Facilities such as St. Joseph's attempted to fulfill their mission of Christian charity and love. In the process they utilized what were believed to be the latest and most progressive ideas of caring for orphans.  

Monday, December 10, 2012

Original Second Floor Plan

On this floor (left to right) were dormitories, cells for the staff, center area was classrooms, more cells and far right (west end) was chapel space.

The east of the second floor duplicated the dormitory and staff space of the other floor.  The educational core add two small classes to replace the sewing room and parlor of the main floor. Apparently, the other two classes had originally served as a chapel and had a movable partition to allow it to be converted to classrooms when not used as a chapel.

Another section of three cells, bathroom and linen closet

The dormitory ends were apparently added on in the first 20 years.  This plan shows the west "dorm area" designated as a Chapel and the notation that some features were to be moved from the old chapel to the new chapel space.  Strangely, there is an entrance to the 16 sink and 3 toilet wash room from the chapel, so it can be guessed they were thinking ahead to the eventual construction of the exterior chapel in the early 1930's.

Church Floor Plan

The church with adjacent office/prayer room/tower. Constructed ca 1931. It measures 91 feet from west to east and about 40 feet north to south.

At the west end is the sacristy in two distinct spaces connected by an opening, then the sanctuary, then the nave, and the entrance  through two doors would have revealed to the right a confessional and to the left access to the balcony above.

There appeared to be only two points of access and egress; the stone steps leading to the sacristy and the main entrance.

The bell tower is shown here with a dirt floor and a note about future plans to lay stone there.

Original Main floor

Left to right - Dorms, cells for the staff, restrooms, storage, classrooms in the center, cells, restrooms, storage, and more dormitory space.

The dormitory was the larger 44 x 70 size, with thirteen windows, the corridor was to the south side of the building. From the dormitory there was access to "wash room" with 16 sinks and 3 toilets, a linen closet ringed with shelves and some in the center.

Heading the hall, there was a branch off to the quarters of the sisters in residence. This included three cells with closets, a restroom with bath, toilet and sink, and a small linen closet. This space measured roughly 30 x 30.

Continuing west along the corridor would be the main entrance into the educational space. Here there were three classrooms one sewing room, and one parlor.

At the west end of the building and the other dormitory was a duplication of the east end.

Original Ground Floor

Left to right:  dining rooms, kitchens, storage, preparation areas, large restrooms, with bathing tubs, playrooms.

The dining spaces included a Dining Hall (44 x70) and two smaller dining rooms.

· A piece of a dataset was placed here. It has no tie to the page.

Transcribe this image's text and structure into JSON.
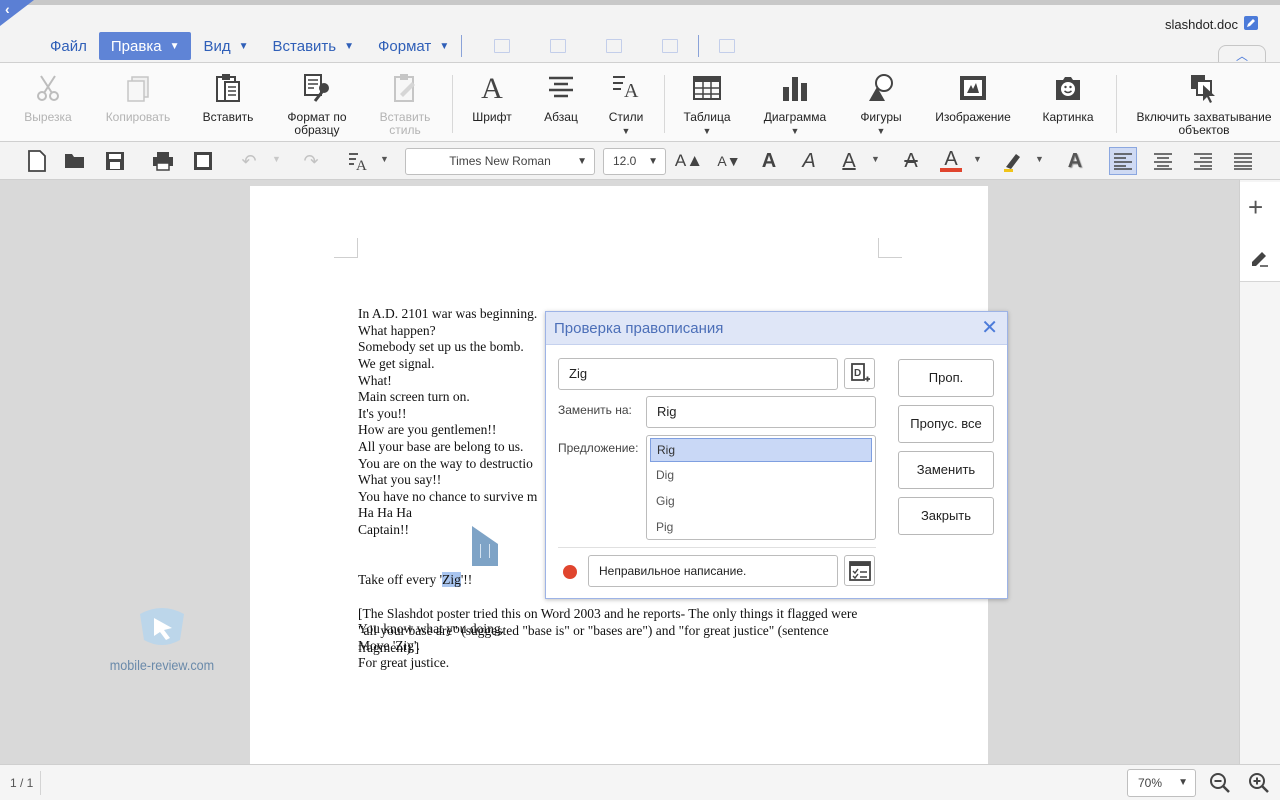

The kitchen space included what appears to be a bakery room (8 x 12) with tiled walls.  The kitchen space was large and empty with what appeared to be insufficient sink and counter space given the size of the facility.

West of the main ground entrance were toilets (one for girls with 7 toilets and three sinks and one for boys with four toilets and an unspecified number of urinals along with two sinks) and bath/shower room

The playrooms were designated as the Girls' ( a space roughly 30 x 30) and the Boy's (a much larger space 44 x 70)